Sweetener system intervention shifted a neutrophils transcript profile from homeostasis to priming

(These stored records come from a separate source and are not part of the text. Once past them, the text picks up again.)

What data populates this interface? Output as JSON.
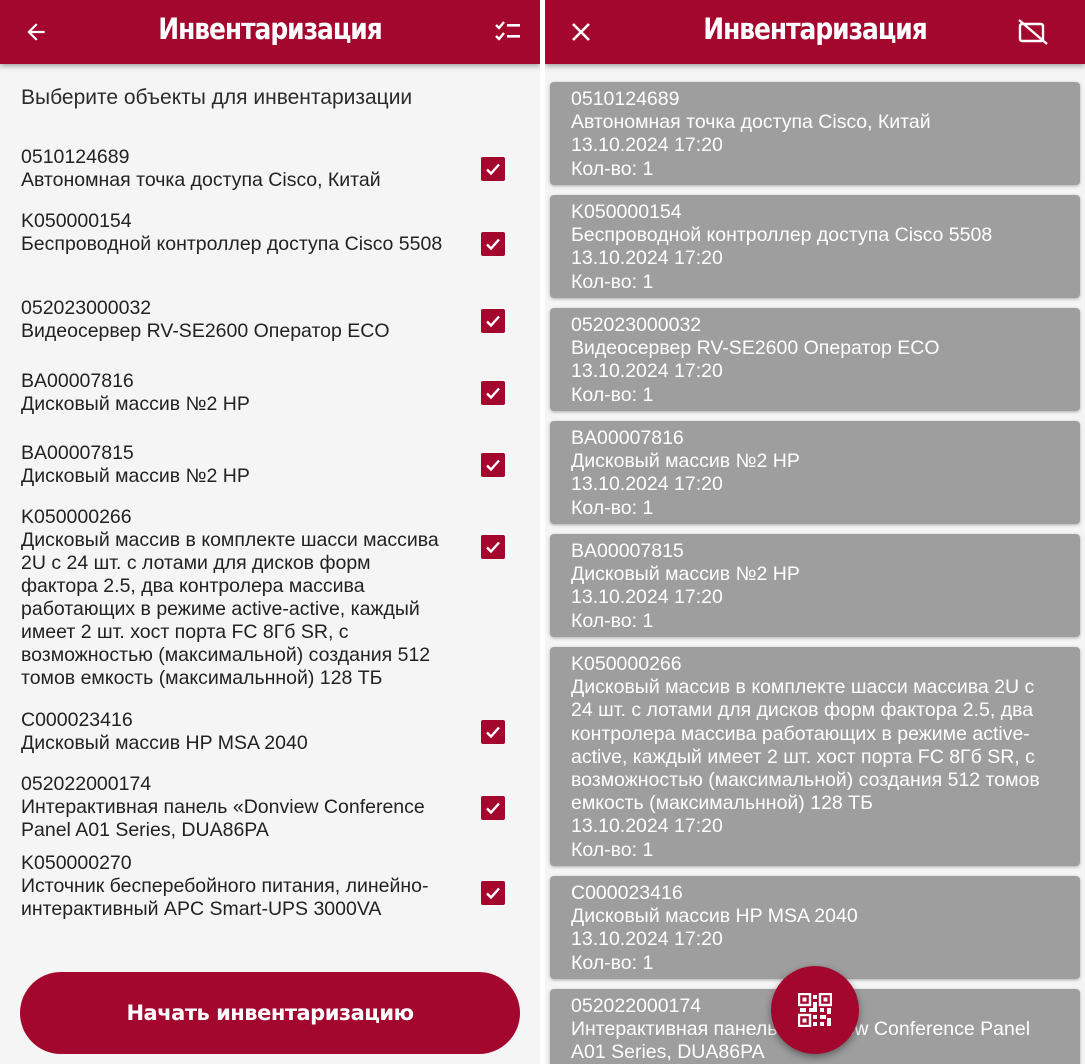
{
  "left": {
    "title": "Инвентаризация",
    "instruction": "Выберите объекты для инвентаризации",
    "start_button": "Начать инвентаризацию",
    "items": [
      {
        "code": "0510124689",
        "name": "Автономная точка доступа Cisco, Китай",
        "checked": true
      },
      {
        "code": "K050000154",
        "name": "Беспроводной контроллер доступа Cisco 5508",
        "checked": true
      },
      {
        "code": "052023000032",
        "name": "Видеосервер RV-SE2600 Оператор ECO",
        "checked": true
      },
      {
        "code": "BA00007816",
        "name": "Дисковый массив №2 HP",
        "checked": true
      },
      {
        "code": "BA00007815",
        "name": "Дисковый массив №2 HP",
        "checked": true
      },
      {
        "code": "K050000266",
        "name": "Дисковый массив в комплекте шасси массива 2U с 24 шт. с лотами для дисков форм фактора 2.5, два контролера массива работающих в режиме active-active, каждый имеет 2 шт. хост порта FC 8Гб SR, с возможностью (максимальной) создания 512 томов емкость (максимальнной) 128 ТБ",
        "checked": true
      },
      {
        "code": "C000023416",
        "name": "Дисковый массив HP MSA 2040",
        "checked": true
      },
      {
        "code": "052022000174",
        "name": "Интерактивная панель «Donview Conference Panel A01 Series, DUA86PA",
        "checked": true
      },
      {
        "code": "K050000270",
        "name": "Источник бесперебойного питания, линейно-интерактивный APC Smart-UPS 3000VA",
        "checked": true
      }
    ]
  },
  "right": {
    "title": "Инвентаризация",
    "qty_prefix": "Кол-во: ",
    "cards": [
      {
        "code": "0510124689",
        "name": "Автономная точка доступа Cisco, Китай",
        "datetime": "13.10.2024 17:20",
        "qty": "1"
      },
      {
        "code": "K050000154",
        "name": "Беспроводной контроллер доступа Cisco 5508",
        "datetime": "13.10.2024 17:20",
        "qty": "1"
      },
      {
        "code": "052023000032",
        "name": "Видеосервер RV-SE2600 Оператор ECO",
        "datetime": "13.10.2024 17:20",
        "qty": "1"
      },
      {
        "code": "BA00007816",
        "name": "Дисковый массив №2 HP",
        "datetime": "13.10.2024 17:20",
        "qty": "1"
      },
      {
        "code": "BA00007815",
        "name": "Дисковый массив №2 HP",
        "datetime": "13.10.2024 17:20",
        "qty": "1"
      },
      {
        "code": "K050000266",
        "name": "Дисковый массив в комплекте шасси массива 2U с 24 шт. с лотами для дисков форм фактора 2.5, два контролера массива работающих в режиме active-active, каждый имеет 2 шт. хост порта FC 8Гб SR, с возможностью (максимальной) создания 512 томов емкость (максимальнной) 128 ТБ",
        "datetime": "13.10.2024 17:20",
        "qty": "1"
      },
      {
        "code": "C000023416",
        "name": "Дисковый массив HP MSA 2040",
        "datetime": "13.10.2024 17:20",
        "qty": "1"
      },
      {
        "code": "052022000174",
        "name": "Интерактивная панель «Donview Conference Panel A01 Series, DUA86PA",
        "datetime": "",
        "qty": ""
      }
    ]
  },
  "colors": {
    "primary": "#a3072e",
    "card": "#9e9e9e",
    "background": "#f5f5f5"
  },
  "icons": {
    "back": "arrow-left-icon",
    "select_all": "checklist-icon",
    "close": "close-icon",
    "camera_off": "no-camera-icon",
    "scan": "qr-code-icon",
    "check": "checkmark-icon"
  }
}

The recent identification of taste receptor expression and signaling in a variety of immune cells suggested their immune-modulatory relevance. We aimed to investigate the influence of a food-typical artificial sweetener system on the transcriptional profiling of sweetener-cognate taste receptors, selected cytokines and their receptors, and to identify sweetener intervention-induced functional gene ontology clusters in isolated neutrophils. We determined plasma concentrations of saccharin, acesulfame-K, and cyclamate by HPLC-MS/MS, upon ingestion of a soft drink-typical sweetener surrogate. In an open-labeled, randomized intervention study, we determined pre- versus post-intervention transcript levels by RT-qPCR of sweetener-cognate taste receptors and immune factors in isolated neutrophils. Consumption of the beverage-typical surrogate resulted in a significant early upregulation of taste receptor subunit TAS1R3, and in transcriptional regulation signatures of early homeostasis- and late receptor- and inflammation-related genes, enabling a statistical separation of the 4-24 h post-intervention times versus pre-intervention. Here we show that consumption of a food-typical sweetener system modulated gene expression of cognate taste receptors and of cell system-specific immune mediators in blood neutrophils, shifting their transcriptional profile from homeostasis to priming.